This is an article that describes how far we have come since the mid-2000s in terms of legitimizing technology. And it has happened in spite of ourselves.
One of the things that thwarted the growth of Craigslist, and delayed the ultimate destruction of a major source of income for newspapers, was the backlash generated against forging romantic or closely social associations through ads placed on the website. Whether it was for real, deep romance or superficial encounters, Craigslist was once a huge source of traffic and opportunity for people to hook up with. This complimented busy people or those who wanted to use pictures (Facebook? Absolutely) to make their value judgments. This was all well and good until--what, exactly?
The "scary" or "terrifying" online story of how someone was robbed/killed/abused/abandoned/left for dead by a motorcycle gang member, of course. That myth-inspiring, Snopes-ready trope that was guaranteed to STOP online dating in its tracks and force people to find bars where they could go and meet people.

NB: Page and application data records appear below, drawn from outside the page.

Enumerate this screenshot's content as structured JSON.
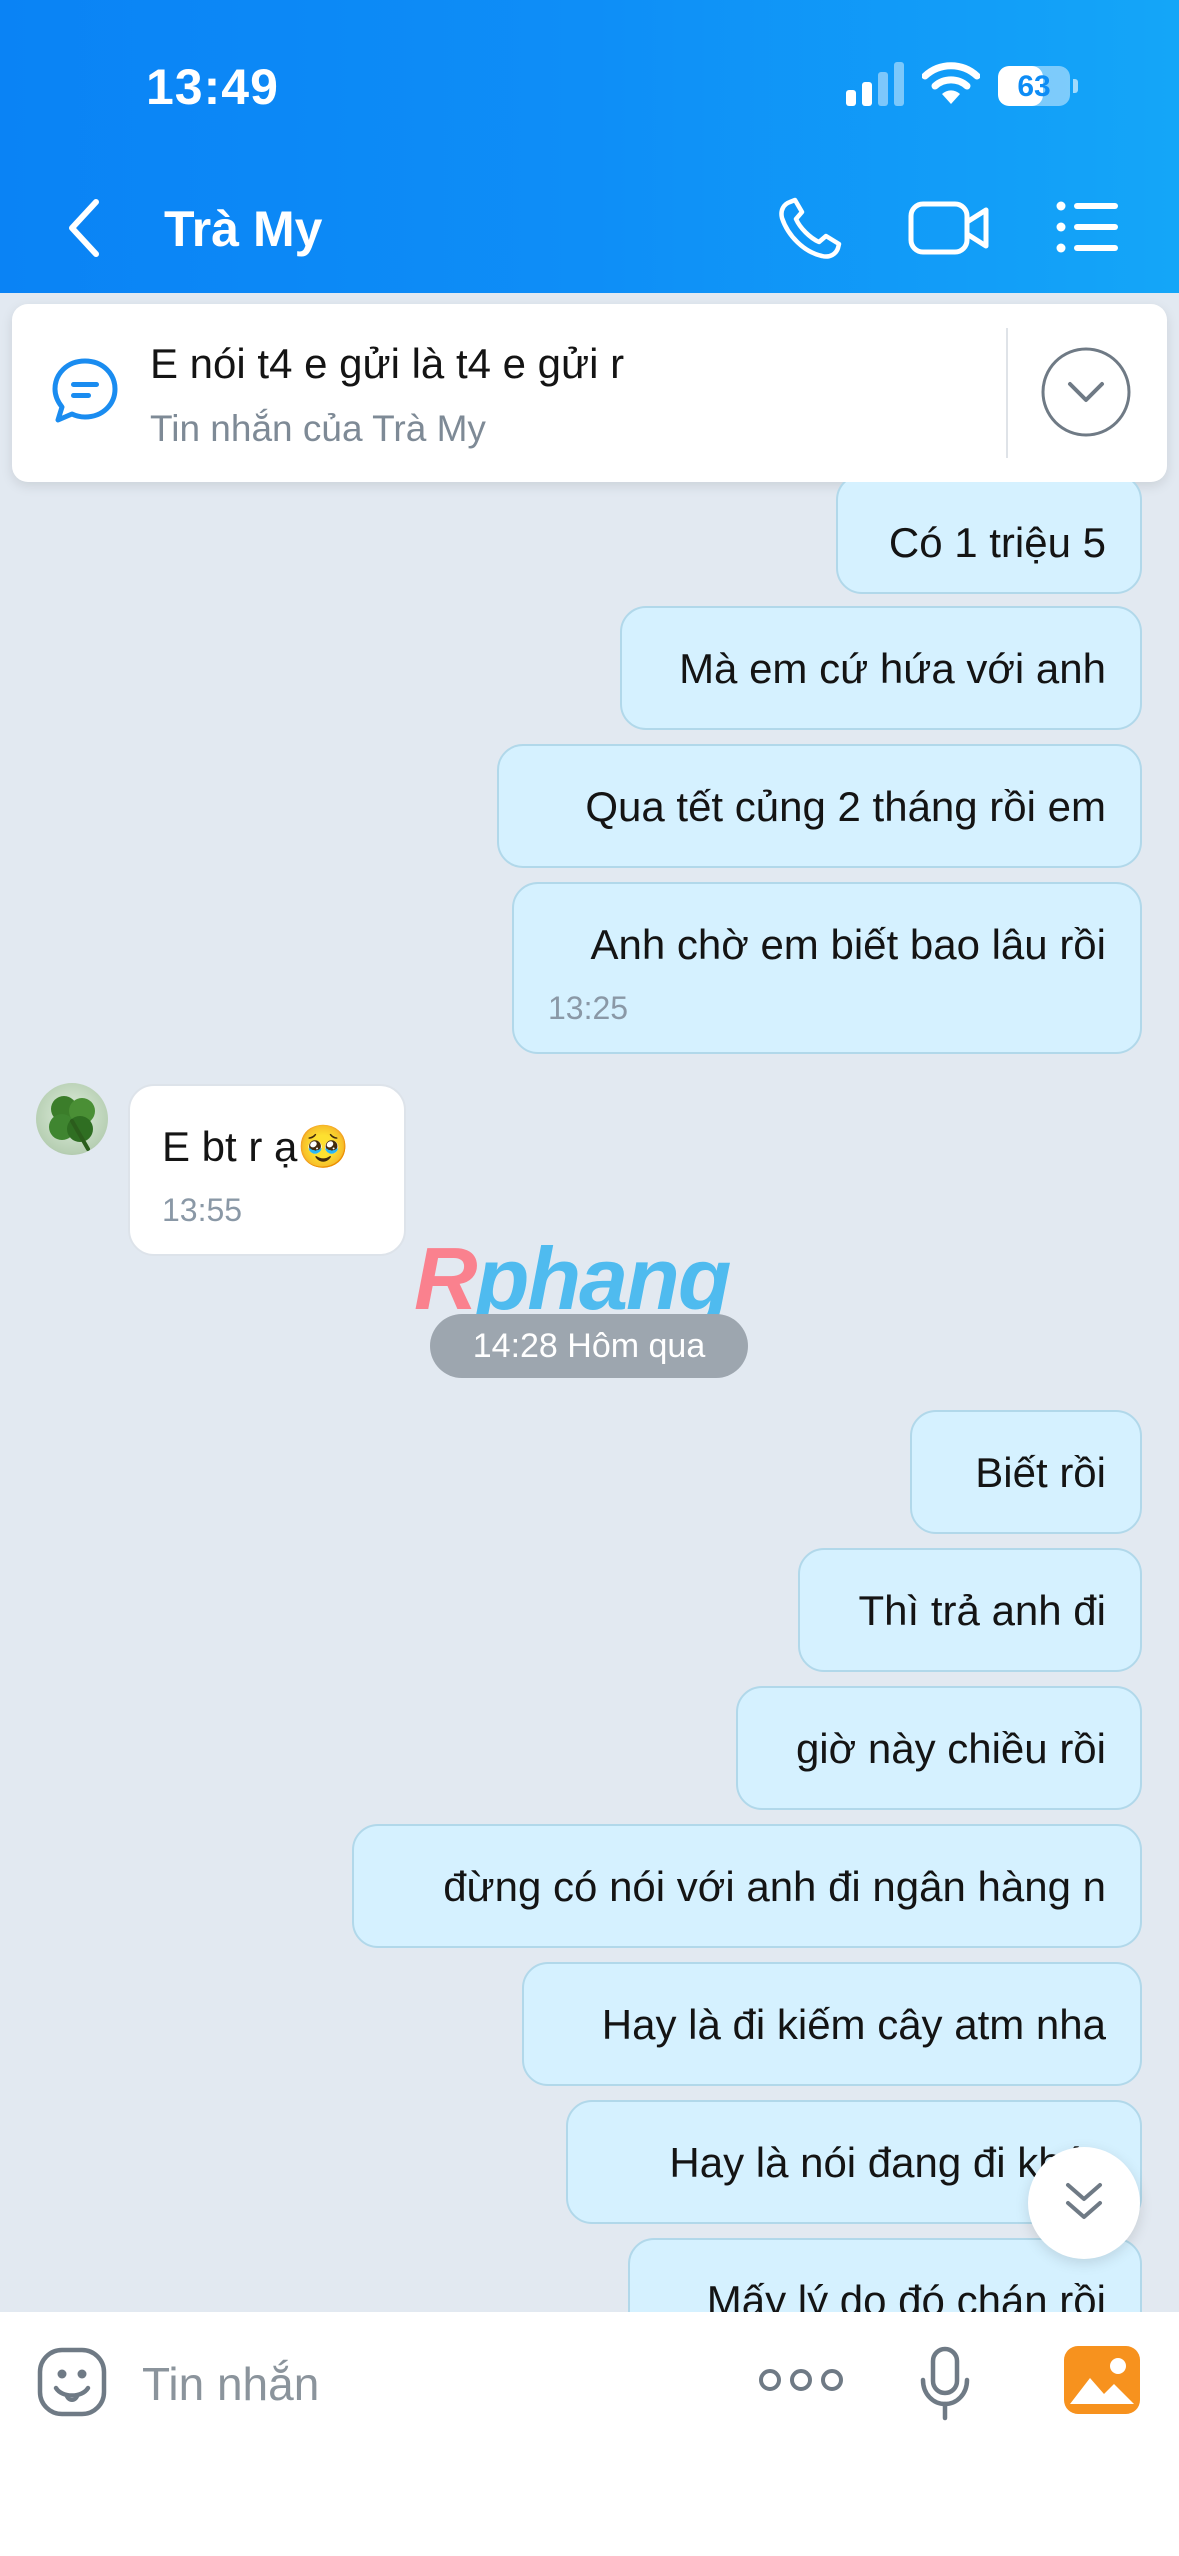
{
  "status_bar": {
    "time": "13:49",
    "battery": "63"
  },
  "header": {
    "contact_name": "Trà My"
  },
  "pinned": {
    "title": "E nói t4 e gửi là t4 e gửi r",
    "subtitle": "Tin nhắn của Trà My"
  },
  "messages": [
    {
      "text": "Có 1 triệu 5"
    },
    {
      "text": "Mà em cứ hứa với anh"
    },
    {
      "text": "Qua tết củng 2 tháng rồi em"
    },
    {
      "text": "Anh chờ em biết bao lâu rồi",
      "time": "13:25"
    },
    {
      "text": "E bt r ạ🥹",
      "time": "13:55"
    },
    {
      "text": "Biết rồi"
    },
    {
      "text": "Thì trả anh đi"
    },
    {
      "text": "giờ này chiều rồi"
    },
    {
      "text": "đừng có nói với anh đi ngân hàng n"
    },
    {
      "text": "Hay là đi kiếm cây atm nha"
    },
    {
      "text": "Hay là nói đang đi khác"
    },
    {
      "text": "Mấy lý do đó chán rồi"
    }
  ],
  "date_separator": "14:28 Hôm qua",
  "watermark": {
    "first": "R",
    "rest": "phang"
  },
  "composer": {
    "placeholder": "Tin nhắn"
  },
  "colors": {
    "header_start": "#0a83f5",
    "header_end": "#14a6f8",
    "outgoing_bubble": "#d5f1ff",
    "chat_background": "#e2e9f1"
  }
}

Your source for these stories? Newspapers, naturally, especially ones that accepted advertising from self-defense schools, bars, restaurants, and from people who could sell you mace or oversized dogs. They had a vested interest in making it appear that places like Craigslist were online hotbeds of illicit behavior, all of it naughty and slightly unethical, and that death was right around the corner for anyone who tried to buy an overstuffed couch from a guy with an E-mail address of Slaughter_Bunny189@yahoo.com and a shady cell phone. (Slaughter_Bunny189@yahoo.com is a cool dude, don't bug him, bro.)
It didn't work. People accepted technology, waited for it to upgrade itself and make itself reasonably safe to use, and then they added it to their daily routines. They adopted it after the initial dry run. They are now meeting people online and enjoying the results. I'm sorry if your business model didn't figure on losing customers to online dating, but there it is.